### Given data ###
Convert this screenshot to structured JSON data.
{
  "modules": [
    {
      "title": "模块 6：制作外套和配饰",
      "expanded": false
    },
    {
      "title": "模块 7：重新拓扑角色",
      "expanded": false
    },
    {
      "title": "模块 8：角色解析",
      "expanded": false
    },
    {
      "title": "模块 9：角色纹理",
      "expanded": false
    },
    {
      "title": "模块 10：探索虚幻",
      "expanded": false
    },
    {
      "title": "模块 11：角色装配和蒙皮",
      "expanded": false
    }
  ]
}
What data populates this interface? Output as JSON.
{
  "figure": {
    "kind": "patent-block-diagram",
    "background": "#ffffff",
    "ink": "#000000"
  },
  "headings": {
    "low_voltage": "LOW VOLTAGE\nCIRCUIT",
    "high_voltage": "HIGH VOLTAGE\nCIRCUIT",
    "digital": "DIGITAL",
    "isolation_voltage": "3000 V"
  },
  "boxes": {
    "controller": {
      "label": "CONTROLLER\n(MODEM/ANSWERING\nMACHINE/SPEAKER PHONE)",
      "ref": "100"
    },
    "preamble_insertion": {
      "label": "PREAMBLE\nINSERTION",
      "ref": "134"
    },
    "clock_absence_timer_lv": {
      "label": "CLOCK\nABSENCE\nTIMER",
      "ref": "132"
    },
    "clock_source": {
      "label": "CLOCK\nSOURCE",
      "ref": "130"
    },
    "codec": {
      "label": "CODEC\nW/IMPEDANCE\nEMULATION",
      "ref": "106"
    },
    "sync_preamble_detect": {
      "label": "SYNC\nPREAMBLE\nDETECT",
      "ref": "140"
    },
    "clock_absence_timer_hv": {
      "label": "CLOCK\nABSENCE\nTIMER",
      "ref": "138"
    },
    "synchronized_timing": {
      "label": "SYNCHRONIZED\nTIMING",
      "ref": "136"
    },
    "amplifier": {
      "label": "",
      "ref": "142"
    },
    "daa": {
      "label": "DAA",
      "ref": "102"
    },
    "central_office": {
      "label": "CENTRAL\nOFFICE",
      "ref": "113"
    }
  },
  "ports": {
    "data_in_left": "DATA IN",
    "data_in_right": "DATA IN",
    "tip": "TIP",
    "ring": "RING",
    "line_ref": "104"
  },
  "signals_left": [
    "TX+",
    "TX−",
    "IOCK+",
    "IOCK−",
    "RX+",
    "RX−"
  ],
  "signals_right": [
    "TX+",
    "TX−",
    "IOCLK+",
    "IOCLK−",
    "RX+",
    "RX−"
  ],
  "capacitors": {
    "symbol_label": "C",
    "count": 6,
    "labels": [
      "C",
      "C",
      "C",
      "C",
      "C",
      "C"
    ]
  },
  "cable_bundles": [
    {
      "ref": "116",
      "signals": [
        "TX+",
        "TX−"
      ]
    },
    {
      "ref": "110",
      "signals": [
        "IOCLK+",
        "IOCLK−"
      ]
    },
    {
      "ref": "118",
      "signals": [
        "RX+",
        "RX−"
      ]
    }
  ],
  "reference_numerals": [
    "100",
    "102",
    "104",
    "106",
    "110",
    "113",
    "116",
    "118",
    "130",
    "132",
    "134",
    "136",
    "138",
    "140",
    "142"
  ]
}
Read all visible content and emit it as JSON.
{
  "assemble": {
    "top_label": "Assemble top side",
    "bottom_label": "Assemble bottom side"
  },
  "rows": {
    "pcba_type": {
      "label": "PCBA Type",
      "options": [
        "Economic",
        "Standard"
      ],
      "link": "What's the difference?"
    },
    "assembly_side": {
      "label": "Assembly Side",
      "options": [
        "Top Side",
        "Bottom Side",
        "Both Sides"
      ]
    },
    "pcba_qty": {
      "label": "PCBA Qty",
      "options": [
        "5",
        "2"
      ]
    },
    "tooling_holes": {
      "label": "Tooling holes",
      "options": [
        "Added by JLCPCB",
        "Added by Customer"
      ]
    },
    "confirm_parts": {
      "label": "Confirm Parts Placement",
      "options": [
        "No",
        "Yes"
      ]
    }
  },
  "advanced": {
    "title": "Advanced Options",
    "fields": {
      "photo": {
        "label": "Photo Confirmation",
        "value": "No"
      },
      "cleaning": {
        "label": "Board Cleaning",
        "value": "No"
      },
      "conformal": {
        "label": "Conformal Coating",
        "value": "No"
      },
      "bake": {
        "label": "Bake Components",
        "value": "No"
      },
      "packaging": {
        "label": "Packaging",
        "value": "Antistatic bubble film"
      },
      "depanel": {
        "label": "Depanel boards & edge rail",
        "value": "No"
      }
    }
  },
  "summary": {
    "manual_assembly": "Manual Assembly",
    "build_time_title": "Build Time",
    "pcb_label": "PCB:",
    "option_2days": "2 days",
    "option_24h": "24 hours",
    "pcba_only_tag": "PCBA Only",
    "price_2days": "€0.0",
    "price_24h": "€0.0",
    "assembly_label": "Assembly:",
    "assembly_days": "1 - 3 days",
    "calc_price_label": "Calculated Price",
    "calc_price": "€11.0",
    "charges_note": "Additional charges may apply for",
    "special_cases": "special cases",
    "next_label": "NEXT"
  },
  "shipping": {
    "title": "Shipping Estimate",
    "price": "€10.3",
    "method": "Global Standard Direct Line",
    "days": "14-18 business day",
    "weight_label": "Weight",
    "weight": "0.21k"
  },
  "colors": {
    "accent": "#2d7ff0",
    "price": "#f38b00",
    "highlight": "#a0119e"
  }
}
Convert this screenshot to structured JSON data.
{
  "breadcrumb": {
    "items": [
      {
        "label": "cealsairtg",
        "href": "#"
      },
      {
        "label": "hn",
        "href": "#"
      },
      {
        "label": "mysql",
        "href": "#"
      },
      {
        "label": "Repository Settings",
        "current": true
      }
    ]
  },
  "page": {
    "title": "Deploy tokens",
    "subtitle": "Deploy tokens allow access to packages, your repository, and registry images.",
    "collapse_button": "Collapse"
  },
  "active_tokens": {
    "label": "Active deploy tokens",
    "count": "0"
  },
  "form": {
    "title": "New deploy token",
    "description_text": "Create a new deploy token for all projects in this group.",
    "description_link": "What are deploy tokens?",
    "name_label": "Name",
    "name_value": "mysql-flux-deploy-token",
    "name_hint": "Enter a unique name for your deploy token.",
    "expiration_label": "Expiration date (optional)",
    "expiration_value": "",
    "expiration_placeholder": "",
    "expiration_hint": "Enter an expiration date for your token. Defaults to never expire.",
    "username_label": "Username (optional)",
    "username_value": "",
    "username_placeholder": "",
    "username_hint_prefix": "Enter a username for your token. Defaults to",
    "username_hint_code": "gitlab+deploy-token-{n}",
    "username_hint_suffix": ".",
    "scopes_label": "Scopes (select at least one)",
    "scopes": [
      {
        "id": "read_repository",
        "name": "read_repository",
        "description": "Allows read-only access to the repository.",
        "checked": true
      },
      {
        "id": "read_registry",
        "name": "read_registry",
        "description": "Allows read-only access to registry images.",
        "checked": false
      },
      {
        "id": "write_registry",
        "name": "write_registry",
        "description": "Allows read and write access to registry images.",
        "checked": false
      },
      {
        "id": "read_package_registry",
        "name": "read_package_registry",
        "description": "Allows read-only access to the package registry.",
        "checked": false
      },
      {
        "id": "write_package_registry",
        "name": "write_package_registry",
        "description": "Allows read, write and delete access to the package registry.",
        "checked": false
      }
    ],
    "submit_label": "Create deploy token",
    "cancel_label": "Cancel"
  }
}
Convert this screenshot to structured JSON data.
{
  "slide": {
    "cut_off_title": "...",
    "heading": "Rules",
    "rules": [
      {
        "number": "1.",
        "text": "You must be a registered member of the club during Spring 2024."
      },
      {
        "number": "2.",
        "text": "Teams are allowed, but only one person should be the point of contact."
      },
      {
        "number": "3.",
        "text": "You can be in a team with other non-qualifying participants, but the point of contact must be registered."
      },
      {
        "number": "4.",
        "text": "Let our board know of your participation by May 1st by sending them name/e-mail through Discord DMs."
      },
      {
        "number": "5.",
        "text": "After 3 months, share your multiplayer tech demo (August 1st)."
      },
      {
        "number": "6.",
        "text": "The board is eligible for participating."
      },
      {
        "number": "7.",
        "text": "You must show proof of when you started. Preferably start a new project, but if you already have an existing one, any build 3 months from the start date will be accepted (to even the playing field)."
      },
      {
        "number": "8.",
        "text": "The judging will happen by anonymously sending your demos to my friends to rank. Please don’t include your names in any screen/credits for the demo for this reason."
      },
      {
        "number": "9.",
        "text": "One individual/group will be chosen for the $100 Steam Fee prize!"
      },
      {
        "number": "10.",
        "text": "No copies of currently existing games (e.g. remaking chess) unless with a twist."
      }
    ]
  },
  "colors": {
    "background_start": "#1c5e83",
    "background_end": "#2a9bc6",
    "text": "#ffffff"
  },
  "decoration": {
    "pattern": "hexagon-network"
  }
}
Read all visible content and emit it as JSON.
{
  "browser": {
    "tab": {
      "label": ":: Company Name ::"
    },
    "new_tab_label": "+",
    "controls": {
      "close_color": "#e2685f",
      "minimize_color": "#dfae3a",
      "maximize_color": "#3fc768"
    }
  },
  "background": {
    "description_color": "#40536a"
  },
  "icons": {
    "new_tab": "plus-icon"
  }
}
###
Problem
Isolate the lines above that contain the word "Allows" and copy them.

Written solution
        "description": "Allows read-only access to the repository.",
        "description": "Allows read-only access to registry images.",
        "description": "Allows read and write access to registry images.",
        "description": "Allows read-only access to the package registry.",
        "description": "Allows read, write and delete access to the package registry.",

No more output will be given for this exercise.